In the end, there are a few guidelines that have helped me be more confident and have acted as anchors for my faith:
- Reading the Bible: not a verse here, or a chapter there to support a particular action or position–consistent reading THROUGH the Bible– from beginning to end, or at least through an entire book at a time.
- Asking tough questions: I would love to assume that I already know the answers or have the “right” opinions, but if I can’t handle being challenged; if I never have any questions or can’t ask the ones I keep pushing down, that should be a sign. Sometimes the more questions I ask, the more I have! But, as uncomfortable as it is in the beginning, it is better to ask, and chase after an uncomfortable answer than to ignore the question or pretend to have all the answers.
- LISTENING— really listening, whether to friends who seem to know all the answers (see above) , or those with really good questions. It also means listening to those with whom I am tempted to disagree, and to those with whom I passionately disagree. Listening is not the same as accepting or agreeing, but it is important for at least two reasons:
- Every person is made in the image of God– how I treat them is a reflection of my love for God. I will fall short; I will still hurt people’s feelings, whether or not that is my intention, but if I’m doing it through pride, hatred, or disdain, I am dishonoring God.
- Second, I cannot say I understand a person if I’m cutting them off, talking over them, and finishing their sentences for them. Often, while we may disagree on semantics or details, it turns out we agree on more than we assume we know about “the other side.”
- Praying for wisdom and discernment. It sounds odd to those who trust in their own understanding, but God WILL open your eyes, ears, and mind to truth, even if it’s being twisted, covered up, hidden, or falsified. God promises, again and again, to give wisdom freely to those who ask. He doesn’t want us to be confused and frustrated– but He does want us to seek out His truth instead of wallowing in the bog of “little white lies” and obfuscation around us.
- Waiting and listening for the Holy Spirit to prompt my conscience.
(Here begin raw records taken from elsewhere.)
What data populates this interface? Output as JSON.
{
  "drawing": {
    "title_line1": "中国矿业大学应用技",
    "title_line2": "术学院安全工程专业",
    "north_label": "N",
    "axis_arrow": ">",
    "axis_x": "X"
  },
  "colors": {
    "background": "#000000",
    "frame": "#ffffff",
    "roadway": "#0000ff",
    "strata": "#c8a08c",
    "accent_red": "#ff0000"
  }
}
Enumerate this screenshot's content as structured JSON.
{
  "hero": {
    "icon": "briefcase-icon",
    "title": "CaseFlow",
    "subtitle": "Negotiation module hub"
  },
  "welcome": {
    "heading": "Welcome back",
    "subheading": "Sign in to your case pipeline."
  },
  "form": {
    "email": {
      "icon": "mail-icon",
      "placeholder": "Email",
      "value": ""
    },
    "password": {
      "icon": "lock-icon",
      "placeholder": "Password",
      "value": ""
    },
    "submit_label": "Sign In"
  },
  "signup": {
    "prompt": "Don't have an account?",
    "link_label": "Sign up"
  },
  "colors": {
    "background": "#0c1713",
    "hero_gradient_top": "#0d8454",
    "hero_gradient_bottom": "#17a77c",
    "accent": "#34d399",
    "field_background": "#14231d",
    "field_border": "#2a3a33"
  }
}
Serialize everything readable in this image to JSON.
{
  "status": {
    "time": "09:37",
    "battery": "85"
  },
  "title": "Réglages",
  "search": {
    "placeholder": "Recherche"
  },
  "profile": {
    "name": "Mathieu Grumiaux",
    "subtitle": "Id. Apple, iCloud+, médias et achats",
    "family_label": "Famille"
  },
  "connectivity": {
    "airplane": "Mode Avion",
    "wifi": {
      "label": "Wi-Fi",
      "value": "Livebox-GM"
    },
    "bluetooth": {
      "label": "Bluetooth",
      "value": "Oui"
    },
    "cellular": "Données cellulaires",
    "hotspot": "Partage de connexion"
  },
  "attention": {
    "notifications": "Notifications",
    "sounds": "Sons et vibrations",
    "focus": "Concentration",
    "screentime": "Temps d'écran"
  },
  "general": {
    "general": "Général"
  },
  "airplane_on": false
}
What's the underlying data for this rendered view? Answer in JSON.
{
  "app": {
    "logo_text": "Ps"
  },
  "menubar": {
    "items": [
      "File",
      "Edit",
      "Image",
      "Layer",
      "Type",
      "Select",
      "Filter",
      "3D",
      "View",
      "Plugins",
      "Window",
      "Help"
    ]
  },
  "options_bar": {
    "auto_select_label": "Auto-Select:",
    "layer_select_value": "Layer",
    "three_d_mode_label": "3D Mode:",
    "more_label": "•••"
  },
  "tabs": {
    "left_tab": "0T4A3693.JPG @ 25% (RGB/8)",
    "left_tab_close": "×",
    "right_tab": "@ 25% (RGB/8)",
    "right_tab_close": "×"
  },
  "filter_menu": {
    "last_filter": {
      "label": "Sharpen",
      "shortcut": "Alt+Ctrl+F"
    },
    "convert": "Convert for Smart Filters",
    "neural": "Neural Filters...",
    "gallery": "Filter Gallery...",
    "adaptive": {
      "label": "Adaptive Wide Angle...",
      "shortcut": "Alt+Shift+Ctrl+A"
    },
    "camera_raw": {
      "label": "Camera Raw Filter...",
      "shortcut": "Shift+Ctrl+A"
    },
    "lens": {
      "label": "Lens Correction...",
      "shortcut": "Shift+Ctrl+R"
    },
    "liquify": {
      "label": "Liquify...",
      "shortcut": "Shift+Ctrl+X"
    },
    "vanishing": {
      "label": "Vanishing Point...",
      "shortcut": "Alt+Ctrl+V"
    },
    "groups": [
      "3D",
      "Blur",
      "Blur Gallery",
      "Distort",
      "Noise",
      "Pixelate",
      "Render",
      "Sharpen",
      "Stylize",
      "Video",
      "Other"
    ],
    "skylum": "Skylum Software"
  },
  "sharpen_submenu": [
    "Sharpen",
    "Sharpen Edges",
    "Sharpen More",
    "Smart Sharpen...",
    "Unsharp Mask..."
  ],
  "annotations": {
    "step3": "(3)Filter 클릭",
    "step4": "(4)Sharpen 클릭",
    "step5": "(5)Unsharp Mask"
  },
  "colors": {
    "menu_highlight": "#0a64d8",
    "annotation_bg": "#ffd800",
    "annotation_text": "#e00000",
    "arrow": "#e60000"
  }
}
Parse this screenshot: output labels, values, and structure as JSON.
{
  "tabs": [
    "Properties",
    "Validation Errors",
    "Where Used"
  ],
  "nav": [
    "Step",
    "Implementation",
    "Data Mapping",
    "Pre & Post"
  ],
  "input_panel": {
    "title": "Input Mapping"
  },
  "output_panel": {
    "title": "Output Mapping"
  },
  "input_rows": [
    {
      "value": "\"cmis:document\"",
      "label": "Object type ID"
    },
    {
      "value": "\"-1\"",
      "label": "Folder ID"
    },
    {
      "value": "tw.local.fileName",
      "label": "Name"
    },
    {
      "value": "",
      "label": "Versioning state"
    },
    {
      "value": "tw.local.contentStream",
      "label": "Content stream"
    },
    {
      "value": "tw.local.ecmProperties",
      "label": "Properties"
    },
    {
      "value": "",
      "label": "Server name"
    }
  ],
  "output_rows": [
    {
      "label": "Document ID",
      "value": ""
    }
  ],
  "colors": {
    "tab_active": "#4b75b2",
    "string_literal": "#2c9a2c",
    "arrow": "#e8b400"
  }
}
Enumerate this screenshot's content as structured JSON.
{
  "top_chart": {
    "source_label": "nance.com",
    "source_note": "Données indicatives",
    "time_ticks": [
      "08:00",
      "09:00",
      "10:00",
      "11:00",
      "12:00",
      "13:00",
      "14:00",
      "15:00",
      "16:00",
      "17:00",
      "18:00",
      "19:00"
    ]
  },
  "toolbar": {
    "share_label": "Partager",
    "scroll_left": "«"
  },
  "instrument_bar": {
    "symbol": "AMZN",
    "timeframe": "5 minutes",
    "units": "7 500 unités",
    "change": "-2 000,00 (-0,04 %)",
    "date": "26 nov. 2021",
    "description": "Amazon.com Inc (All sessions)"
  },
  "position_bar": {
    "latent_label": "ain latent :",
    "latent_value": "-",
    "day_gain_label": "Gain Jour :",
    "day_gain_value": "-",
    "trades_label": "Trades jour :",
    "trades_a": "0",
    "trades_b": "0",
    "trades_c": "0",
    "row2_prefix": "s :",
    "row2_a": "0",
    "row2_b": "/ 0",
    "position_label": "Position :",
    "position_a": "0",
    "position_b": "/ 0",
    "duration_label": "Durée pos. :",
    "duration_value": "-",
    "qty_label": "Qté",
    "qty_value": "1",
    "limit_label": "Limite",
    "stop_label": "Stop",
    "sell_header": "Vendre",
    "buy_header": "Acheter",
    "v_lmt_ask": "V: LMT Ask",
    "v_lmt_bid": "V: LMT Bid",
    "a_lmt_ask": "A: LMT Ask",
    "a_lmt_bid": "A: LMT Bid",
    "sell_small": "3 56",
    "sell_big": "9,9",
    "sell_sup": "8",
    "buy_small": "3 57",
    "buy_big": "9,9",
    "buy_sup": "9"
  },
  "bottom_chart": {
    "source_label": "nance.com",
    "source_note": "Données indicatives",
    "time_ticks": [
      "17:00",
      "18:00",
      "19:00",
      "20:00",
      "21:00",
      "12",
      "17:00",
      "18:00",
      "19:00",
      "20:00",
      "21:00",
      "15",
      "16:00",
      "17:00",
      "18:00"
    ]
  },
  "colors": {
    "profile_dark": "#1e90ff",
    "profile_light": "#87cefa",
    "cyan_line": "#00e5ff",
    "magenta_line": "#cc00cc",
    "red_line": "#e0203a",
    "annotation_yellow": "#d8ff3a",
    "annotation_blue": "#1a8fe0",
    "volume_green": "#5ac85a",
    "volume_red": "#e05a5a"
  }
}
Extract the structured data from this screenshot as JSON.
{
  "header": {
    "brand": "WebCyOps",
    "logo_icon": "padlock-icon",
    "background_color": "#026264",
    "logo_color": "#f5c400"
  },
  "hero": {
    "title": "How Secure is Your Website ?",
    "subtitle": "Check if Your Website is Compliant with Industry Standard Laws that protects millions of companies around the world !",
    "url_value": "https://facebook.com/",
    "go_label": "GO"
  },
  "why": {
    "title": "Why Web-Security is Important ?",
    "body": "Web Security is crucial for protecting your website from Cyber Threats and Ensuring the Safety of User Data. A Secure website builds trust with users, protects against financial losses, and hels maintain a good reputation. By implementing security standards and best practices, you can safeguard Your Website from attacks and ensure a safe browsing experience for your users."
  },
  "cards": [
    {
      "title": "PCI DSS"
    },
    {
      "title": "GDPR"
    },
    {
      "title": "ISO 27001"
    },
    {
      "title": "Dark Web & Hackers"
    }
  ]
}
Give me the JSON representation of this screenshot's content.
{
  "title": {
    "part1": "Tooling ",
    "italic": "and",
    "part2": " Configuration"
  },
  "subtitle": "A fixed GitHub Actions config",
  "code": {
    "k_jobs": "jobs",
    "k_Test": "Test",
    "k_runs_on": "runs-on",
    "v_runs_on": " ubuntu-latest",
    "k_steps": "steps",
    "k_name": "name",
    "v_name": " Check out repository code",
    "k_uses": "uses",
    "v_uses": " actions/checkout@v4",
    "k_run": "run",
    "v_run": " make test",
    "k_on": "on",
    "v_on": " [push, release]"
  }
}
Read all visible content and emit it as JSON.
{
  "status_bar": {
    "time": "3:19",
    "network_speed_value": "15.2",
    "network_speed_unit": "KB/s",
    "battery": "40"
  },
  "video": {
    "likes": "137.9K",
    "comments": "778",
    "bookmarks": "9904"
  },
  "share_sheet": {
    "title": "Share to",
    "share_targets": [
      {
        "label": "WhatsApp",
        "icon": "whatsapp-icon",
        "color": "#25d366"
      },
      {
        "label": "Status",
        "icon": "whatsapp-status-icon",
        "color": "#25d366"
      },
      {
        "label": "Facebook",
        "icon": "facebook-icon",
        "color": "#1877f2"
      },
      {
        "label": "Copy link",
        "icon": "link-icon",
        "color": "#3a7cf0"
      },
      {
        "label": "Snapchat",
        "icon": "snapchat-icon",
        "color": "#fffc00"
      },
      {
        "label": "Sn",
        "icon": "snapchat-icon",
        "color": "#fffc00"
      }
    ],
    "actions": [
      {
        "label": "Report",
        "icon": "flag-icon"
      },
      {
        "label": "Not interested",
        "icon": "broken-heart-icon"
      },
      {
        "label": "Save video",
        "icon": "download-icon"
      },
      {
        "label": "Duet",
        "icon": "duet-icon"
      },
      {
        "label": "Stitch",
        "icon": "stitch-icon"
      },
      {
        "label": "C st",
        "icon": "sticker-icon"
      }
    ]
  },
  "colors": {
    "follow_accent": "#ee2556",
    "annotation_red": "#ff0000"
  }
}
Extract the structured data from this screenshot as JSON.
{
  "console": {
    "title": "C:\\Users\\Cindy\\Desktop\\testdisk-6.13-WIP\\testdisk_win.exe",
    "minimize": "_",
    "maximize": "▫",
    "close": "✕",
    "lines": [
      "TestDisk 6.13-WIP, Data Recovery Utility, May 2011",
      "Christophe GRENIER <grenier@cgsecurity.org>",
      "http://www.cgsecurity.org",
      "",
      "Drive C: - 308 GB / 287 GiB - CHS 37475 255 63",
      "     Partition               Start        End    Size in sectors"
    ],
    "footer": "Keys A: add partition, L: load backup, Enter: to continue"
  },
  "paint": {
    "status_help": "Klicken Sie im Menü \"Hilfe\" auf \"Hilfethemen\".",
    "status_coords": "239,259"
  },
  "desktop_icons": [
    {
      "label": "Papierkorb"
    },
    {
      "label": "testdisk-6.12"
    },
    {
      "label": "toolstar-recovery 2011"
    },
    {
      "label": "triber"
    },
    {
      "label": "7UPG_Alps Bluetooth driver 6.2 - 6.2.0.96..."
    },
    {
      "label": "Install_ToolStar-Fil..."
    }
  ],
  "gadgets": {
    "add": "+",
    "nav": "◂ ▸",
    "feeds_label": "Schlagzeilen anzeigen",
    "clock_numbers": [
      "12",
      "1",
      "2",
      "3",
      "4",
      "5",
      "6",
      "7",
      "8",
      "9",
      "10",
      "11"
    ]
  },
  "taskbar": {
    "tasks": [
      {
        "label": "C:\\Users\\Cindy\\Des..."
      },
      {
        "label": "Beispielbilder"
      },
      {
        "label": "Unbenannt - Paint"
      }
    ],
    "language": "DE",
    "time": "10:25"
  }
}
This is much like asking for wisdom, but more subtle, and in some ways more dramatic. The Holy Spirit is our guide and counselor (think Jiminy Cricket, but much more spiritual and always right). Even if I’m not aware enough to know what to ask or what to question, the Holy Spirit will often prompt me. Have you ever been reading along, or listening to someone’s story, and suddenly you just get the sense that something is “wrong”– you’re not getting the whole truth; or there is a detail that stands out and doesn’t make sense, and it keeps niggling at your conscience? Yeah– that. Pay attention to that– even amidst the graphic images and angry voices surrounding you.
- Keeping track of God’s faithfulness– I don’t maintain this blog because I “wish” that God was faithful, or because someone managed to convince me that this is what I “should” believe. God has proven faithful through all my questions. I know I can trust Him because I have trusted Him through good times and difficult times; times when it didn’t make sense, when it wasn’t popular, and when circumstances pointed in other directions. I have seen God’s hand at work in history and prophecy and personal testimony in ways that defy expectation and explanation.
And whether of not it’s printed on my money; whether or not it’s popular or “patriotic” or punishable by law, I will continue to trust in God. He is trustworthy and true; faithful in mercy and love; sovereign and altogether righteous. In God I have trusted; In God I trust; and In God I will continue to trust.